[Records from a collection]

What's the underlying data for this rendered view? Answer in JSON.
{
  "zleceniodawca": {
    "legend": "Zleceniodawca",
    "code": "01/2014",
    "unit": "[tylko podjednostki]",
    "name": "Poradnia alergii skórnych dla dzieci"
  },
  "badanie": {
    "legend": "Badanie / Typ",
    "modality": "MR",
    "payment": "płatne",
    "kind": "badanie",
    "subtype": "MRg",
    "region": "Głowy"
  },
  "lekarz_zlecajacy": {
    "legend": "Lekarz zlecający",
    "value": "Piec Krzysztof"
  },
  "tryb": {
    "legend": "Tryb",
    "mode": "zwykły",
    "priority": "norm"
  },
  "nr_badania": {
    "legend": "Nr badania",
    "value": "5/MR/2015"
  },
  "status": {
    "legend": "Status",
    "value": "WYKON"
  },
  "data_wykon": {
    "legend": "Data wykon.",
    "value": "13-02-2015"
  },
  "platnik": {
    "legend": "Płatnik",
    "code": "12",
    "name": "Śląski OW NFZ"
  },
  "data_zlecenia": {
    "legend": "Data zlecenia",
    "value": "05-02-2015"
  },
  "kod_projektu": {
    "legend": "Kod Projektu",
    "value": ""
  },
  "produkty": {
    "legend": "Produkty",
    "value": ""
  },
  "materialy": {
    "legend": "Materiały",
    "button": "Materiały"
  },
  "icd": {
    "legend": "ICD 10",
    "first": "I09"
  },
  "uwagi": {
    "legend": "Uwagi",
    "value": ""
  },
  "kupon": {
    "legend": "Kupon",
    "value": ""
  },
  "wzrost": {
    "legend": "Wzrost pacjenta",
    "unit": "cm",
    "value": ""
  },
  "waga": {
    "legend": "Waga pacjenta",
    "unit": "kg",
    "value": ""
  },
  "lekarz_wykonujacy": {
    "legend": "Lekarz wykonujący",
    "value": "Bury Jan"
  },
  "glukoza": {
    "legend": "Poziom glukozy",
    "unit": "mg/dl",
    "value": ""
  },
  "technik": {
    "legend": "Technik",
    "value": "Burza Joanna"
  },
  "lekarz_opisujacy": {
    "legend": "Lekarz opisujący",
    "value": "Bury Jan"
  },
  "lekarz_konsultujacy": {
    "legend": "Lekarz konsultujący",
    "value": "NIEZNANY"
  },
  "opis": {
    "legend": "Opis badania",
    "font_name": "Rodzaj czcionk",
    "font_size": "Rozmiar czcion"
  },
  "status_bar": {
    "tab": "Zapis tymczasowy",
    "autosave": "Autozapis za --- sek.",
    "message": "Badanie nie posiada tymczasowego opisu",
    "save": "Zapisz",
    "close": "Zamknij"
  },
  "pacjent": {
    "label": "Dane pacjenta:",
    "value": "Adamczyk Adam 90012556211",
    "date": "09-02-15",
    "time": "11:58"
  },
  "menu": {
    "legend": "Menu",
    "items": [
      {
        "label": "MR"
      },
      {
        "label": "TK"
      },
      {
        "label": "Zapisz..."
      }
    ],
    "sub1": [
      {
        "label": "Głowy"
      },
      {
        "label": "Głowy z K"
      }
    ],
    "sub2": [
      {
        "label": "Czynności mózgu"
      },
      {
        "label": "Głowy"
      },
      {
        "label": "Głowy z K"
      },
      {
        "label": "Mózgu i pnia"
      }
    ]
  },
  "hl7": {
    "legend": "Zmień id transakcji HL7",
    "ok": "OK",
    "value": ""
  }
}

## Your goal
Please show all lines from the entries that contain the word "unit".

## Solved exercise
    "unit": "[tylko podjednostki]",
    "unit": "cm",
    "unit": "kg",
    "unit": "mg/dl",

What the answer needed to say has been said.